“Amy called and texted me all the time,” Hilary Watson, who died in November, told me in June 2018. “She could not have been warmer or more helpful.”
Tom Watson said similar things about Phil. “He reached out to offer any support he could,” Tom said. “It was clear to me that whatever had been between us in the past didn’t matter. I was very touched.”
Mickelson’s never talked about that publicly. Clearly, it had nothing to do with image or marketing.
He can be both prickly and charming. He can be very funny. When I brought up his tax complaints during an interview he said, “I know you think I’m a right-winger, but I’m actually pretty liberal on most things.”
“But taxes—money—is your No. 1 issue,” I said.
He shook his head. “No, that’s wrong,” he said. “It’s No. 1, 2, 3 and 4.”
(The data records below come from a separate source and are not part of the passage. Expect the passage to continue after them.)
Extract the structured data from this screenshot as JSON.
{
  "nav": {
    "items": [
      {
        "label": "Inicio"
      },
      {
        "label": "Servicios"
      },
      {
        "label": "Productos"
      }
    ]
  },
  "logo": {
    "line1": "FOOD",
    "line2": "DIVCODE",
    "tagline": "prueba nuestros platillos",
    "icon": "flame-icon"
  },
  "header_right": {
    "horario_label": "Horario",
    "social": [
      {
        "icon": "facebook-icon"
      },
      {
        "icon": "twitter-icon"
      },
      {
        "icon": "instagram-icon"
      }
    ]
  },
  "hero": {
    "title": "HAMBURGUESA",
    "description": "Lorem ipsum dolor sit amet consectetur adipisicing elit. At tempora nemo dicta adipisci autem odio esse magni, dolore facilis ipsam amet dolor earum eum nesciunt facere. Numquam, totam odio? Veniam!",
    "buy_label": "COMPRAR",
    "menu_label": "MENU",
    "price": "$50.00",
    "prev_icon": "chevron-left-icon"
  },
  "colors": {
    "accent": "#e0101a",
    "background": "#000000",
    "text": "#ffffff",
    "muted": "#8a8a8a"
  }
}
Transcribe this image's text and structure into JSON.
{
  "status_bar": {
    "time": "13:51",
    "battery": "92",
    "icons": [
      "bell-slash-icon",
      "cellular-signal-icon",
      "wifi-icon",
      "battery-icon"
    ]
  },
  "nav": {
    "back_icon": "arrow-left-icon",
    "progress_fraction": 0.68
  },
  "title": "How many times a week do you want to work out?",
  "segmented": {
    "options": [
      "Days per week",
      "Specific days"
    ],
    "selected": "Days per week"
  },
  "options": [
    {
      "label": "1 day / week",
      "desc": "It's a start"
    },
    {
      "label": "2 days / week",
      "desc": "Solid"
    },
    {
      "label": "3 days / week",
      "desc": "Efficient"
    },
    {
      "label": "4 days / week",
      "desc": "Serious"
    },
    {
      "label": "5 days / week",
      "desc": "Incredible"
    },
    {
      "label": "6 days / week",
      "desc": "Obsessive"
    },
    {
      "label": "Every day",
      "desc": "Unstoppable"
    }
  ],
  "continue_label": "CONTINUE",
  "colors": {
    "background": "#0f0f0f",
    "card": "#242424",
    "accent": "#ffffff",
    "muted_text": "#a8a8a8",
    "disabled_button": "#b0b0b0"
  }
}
It’s hard to not like Phil Mickelson. He’s lost weight, become a social media celebrity and comes to the desert looking fit and ready to go. It would also be silly to write him off. Even as birthday number 50 looms.